[Interface dataset entries]
-=-=-=-=-
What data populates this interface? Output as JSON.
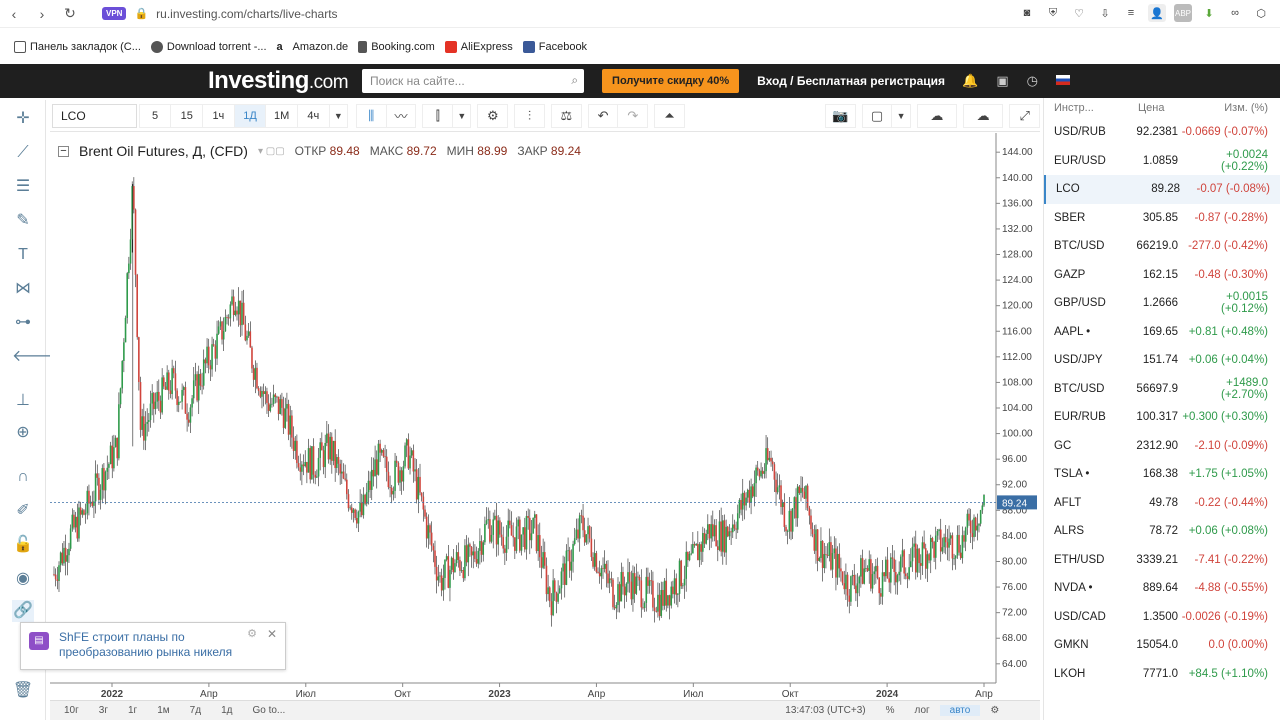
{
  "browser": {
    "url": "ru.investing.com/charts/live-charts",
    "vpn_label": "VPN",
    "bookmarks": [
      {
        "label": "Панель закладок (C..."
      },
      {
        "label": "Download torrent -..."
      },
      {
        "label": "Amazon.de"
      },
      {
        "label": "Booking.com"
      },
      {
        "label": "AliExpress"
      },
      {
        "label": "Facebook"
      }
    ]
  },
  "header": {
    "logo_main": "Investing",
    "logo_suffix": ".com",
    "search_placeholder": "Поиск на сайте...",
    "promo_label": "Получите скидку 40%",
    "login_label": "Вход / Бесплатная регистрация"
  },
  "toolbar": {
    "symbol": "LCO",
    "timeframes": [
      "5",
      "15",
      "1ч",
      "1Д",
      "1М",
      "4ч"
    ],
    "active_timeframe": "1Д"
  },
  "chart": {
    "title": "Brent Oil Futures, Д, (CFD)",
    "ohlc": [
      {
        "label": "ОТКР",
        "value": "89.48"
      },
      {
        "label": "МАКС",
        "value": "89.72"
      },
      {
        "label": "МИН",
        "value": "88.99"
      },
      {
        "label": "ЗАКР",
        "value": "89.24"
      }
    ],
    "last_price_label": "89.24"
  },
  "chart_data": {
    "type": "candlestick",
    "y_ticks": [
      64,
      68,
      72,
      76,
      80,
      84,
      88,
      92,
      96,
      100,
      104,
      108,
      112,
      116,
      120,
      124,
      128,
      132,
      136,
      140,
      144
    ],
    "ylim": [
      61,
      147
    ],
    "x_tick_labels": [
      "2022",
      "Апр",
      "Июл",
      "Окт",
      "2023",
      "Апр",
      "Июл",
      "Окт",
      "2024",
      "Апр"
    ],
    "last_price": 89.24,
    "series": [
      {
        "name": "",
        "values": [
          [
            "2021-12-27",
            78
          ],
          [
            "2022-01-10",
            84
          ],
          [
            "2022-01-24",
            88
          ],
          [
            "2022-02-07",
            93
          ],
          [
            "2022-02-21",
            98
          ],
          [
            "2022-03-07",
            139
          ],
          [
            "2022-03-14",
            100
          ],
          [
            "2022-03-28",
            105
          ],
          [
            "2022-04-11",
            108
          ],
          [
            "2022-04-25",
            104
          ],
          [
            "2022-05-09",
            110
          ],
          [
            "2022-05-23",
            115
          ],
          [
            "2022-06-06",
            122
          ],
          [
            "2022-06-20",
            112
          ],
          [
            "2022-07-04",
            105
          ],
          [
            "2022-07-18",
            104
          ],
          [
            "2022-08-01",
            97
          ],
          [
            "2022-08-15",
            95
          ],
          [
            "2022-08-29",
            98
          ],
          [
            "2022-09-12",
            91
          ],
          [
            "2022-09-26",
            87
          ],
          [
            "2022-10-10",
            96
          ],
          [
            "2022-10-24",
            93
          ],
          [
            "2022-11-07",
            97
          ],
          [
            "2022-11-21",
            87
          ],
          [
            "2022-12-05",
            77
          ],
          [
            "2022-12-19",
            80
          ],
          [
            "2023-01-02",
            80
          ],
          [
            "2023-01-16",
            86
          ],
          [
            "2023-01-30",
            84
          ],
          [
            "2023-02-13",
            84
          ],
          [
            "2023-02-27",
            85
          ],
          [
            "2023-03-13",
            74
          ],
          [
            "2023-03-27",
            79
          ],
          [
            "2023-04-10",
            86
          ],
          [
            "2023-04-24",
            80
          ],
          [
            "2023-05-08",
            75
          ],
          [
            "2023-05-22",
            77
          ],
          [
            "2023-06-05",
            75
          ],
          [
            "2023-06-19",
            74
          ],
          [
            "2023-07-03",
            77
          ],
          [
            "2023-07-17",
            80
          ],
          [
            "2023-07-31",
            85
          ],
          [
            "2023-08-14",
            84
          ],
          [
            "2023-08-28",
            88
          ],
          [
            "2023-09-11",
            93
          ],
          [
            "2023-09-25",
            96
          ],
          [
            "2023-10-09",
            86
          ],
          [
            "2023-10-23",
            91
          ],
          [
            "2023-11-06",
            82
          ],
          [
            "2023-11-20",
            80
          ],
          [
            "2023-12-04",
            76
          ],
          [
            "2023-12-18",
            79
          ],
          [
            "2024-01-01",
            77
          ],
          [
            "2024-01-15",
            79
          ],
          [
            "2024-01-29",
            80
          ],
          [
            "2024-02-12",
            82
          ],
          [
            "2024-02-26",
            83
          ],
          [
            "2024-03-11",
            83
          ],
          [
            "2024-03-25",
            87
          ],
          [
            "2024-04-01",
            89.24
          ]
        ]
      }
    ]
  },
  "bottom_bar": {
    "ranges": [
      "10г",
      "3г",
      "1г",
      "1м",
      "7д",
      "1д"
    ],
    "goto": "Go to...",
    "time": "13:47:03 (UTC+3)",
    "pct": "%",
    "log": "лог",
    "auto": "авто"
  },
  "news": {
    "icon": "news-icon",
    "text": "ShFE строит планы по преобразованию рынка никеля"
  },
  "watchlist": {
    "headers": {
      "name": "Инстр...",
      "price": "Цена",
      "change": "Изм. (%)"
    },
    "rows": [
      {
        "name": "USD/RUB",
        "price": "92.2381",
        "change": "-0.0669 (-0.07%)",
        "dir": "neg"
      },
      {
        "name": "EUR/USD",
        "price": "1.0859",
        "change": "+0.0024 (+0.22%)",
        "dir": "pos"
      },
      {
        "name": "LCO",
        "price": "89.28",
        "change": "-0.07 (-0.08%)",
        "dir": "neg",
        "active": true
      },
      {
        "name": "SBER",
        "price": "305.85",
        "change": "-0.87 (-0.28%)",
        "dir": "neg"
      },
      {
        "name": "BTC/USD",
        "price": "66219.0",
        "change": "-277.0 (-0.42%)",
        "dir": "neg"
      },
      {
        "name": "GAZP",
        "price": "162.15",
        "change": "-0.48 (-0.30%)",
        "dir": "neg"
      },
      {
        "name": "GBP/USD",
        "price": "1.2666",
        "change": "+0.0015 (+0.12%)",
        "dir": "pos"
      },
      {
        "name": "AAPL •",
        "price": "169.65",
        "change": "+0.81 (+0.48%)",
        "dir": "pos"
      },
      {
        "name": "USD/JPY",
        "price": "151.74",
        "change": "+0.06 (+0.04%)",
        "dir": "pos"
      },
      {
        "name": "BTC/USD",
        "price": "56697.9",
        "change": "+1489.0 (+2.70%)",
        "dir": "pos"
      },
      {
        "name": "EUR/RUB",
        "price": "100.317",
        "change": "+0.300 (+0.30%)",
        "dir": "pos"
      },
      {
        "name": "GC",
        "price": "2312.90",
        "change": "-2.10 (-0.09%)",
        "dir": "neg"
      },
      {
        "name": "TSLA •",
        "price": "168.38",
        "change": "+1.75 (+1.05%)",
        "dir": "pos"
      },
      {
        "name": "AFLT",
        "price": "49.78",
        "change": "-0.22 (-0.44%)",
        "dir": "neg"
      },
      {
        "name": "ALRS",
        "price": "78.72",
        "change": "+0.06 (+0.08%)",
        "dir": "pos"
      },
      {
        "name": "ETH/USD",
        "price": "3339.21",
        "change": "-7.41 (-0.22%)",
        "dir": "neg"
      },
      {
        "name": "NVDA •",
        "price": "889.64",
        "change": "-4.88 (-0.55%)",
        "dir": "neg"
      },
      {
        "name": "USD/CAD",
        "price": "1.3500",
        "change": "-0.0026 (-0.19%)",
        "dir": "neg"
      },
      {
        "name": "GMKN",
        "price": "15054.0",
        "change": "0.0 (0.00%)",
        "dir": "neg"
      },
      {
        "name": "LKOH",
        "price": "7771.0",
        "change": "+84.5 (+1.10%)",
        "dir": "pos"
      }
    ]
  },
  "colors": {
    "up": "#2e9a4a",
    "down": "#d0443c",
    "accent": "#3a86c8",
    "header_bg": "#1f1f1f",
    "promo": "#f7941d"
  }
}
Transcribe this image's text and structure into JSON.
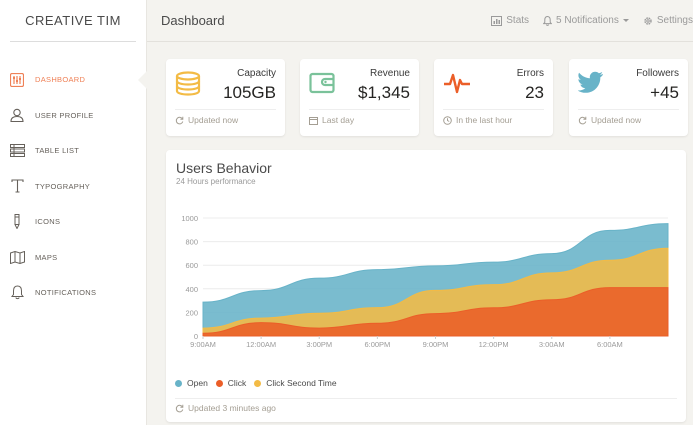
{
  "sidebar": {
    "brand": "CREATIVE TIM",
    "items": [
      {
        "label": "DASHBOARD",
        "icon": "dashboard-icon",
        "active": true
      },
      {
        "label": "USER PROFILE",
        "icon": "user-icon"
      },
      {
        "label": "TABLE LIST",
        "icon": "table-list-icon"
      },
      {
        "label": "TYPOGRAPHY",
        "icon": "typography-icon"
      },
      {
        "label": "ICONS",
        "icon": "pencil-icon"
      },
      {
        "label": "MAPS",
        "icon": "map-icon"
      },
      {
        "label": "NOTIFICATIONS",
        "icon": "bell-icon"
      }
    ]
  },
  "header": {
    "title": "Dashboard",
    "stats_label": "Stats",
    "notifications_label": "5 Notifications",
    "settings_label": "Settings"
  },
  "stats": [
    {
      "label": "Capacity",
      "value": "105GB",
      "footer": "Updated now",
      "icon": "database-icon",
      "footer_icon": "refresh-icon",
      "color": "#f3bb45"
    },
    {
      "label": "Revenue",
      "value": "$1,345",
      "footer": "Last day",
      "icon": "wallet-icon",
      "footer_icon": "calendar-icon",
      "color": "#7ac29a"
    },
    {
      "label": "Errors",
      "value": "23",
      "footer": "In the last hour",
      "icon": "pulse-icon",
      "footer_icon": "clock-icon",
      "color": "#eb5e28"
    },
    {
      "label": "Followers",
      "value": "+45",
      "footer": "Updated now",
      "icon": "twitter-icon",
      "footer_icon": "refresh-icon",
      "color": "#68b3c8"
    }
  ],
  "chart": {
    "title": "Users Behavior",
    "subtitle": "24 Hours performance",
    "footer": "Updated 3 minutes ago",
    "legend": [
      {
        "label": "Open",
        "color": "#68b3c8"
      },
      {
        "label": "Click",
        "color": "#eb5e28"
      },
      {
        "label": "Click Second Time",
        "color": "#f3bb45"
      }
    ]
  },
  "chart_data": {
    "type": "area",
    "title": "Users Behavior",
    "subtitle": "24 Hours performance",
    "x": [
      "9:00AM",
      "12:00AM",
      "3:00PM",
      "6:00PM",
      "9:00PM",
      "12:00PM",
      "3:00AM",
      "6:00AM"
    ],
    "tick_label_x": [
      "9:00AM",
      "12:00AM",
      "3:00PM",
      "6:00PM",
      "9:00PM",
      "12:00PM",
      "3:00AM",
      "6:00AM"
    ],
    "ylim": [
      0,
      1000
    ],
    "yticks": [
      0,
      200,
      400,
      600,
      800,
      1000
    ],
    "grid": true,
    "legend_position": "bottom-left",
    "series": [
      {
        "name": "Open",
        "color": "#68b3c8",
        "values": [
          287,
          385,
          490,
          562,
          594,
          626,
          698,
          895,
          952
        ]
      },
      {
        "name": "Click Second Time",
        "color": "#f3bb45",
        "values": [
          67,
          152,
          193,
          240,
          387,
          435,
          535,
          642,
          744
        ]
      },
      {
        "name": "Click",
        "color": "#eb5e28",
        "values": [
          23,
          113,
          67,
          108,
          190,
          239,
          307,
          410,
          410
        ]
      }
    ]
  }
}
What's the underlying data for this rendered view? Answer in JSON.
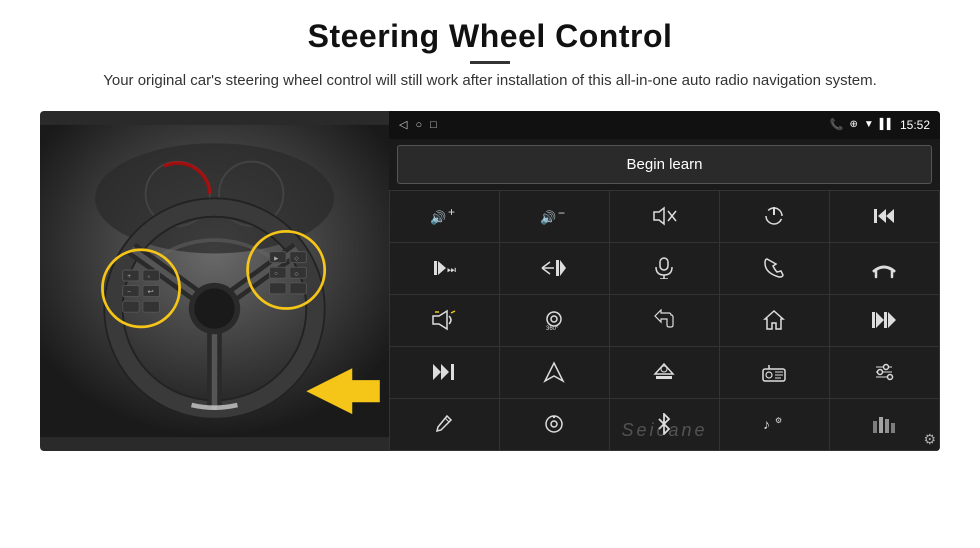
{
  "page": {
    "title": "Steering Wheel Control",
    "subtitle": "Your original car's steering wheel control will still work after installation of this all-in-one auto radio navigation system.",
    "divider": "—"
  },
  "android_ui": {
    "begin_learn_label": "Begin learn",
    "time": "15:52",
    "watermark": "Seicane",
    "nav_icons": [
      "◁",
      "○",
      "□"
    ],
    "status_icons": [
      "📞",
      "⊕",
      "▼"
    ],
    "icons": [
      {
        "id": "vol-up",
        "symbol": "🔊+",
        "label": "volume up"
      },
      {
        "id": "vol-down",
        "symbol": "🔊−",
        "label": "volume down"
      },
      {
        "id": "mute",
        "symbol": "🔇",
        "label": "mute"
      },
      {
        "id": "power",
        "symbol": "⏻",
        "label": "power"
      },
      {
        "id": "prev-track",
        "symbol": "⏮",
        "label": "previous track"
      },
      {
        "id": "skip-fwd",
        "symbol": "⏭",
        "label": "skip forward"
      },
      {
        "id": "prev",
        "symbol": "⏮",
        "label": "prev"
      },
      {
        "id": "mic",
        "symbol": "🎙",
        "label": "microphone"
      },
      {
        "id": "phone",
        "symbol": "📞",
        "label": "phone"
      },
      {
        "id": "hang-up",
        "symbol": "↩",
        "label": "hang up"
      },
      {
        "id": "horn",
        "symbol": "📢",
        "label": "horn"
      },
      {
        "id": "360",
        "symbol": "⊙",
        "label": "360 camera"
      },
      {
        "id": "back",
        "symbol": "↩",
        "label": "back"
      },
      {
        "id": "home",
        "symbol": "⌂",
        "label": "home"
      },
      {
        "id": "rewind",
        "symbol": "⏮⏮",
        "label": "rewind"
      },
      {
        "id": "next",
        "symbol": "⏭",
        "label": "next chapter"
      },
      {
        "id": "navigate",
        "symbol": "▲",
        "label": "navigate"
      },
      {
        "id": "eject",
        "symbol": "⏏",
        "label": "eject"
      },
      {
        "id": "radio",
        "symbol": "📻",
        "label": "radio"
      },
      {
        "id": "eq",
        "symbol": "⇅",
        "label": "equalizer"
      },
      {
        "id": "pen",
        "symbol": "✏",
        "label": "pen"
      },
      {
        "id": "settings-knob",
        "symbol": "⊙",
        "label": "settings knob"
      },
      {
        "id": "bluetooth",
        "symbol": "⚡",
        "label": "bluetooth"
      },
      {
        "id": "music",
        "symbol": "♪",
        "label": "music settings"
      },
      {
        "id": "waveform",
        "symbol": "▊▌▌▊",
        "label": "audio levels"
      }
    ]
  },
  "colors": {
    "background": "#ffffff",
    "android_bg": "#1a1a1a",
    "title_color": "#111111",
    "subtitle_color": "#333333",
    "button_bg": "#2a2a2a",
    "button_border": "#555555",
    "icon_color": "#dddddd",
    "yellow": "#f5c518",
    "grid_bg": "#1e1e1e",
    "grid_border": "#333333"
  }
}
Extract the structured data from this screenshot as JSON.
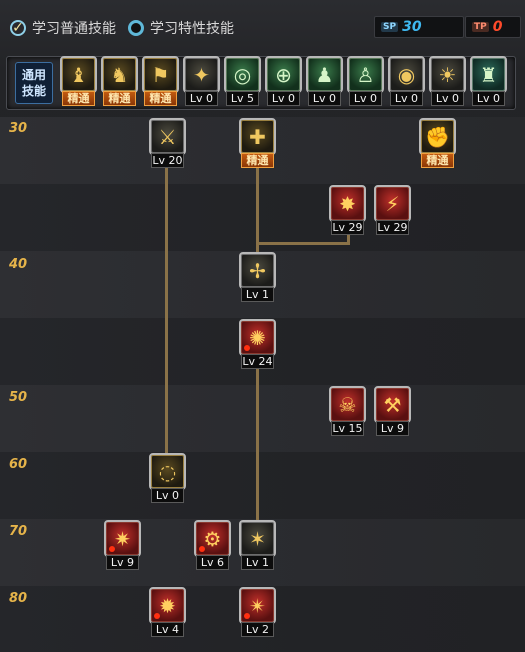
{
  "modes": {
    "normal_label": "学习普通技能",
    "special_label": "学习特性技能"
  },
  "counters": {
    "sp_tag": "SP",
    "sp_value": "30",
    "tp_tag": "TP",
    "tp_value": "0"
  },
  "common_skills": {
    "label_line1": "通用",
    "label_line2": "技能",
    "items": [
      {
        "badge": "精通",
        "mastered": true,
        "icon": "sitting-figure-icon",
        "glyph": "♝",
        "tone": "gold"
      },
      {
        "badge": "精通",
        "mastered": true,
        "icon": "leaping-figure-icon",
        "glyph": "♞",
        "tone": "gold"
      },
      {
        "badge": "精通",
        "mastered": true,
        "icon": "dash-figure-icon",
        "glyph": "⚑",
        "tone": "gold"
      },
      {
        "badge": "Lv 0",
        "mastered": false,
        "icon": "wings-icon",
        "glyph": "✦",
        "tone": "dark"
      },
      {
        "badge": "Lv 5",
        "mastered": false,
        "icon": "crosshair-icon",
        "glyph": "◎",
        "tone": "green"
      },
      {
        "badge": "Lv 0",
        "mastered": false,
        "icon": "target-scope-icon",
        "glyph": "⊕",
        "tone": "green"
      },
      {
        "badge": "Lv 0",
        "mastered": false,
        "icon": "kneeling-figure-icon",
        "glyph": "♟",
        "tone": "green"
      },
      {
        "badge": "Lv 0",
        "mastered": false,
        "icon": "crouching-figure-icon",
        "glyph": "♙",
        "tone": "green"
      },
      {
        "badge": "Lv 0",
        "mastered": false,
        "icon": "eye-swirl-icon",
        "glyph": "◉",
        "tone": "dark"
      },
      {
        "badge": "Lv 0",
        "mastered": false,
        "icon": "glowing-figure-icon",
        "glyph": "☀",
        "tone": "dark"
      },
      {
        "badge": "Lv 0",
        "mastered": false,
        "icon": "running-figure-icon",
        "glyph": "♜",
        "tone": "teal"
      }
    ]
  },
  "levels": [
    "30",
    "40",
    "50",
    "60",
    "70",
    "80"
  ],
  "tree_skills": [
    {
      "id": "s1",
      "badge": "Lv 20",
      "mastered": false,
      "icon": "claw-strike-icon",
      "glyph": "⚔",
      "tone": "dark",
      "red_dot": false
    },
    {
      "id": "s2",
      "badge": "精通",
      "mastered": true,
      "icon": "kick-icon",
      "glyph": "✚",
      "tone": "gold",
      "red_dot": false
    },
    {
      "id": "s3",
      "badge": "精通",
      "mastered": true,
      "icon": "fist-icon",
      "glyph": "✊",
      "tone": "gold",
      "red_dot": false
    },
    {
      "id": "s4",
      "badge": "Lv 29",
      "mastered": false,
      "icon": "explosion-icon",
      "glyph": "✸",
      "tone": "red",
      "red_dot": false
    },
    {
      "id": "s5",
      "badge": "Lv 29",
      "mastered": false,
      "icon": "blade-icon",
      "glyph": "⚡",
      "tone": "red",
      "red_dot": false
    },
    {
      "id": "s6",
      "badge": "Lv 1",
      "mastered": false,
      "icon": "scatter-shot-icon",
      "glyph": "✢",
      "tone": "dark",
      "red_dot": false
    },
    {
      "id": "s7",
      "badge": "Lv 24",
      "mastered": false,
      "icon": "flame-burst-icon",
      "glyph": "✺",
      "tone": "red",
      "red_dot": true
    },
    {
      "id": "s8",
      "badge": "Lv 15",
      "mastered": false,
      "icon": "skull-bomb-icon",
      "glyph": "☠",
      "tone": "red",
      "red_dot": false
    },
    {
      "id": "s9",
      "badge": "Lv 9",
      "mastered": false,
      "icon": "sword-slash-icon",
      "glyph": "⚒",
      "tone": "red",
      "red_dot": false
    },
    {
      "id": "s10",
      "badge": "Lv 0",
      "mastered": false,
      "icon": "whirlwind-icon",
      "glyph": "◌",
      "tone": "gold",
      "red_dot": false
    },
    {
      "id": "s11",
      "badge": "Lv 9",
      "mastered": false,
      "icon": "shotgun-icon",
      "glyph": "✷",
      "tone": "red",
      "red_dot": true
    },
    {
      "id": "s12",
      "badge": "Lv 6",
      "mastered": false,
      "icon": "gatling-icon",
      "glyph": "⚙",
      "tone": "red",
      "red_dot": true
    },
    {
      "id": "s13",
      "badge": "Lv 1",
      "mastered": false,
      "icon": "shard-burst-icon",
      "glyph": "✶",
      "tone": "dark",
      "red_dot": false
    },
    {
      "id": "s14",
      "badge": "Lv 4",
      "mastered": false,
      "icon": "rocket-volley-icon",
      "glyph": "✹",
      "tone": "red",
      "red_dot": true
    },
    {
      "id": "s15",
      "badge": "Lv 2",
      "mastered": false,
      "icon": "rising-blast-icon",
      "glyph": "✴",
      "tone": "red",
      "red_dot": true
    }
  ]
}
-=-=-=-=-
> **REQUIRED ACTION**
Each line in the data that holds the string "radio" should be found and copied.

> **TASK RESULT**
    "subtitle": "Your original car's steering wheel control will still work after installation of this all-in-one auto radio navigation system.",
        "id": "radio",
        "label": "radio"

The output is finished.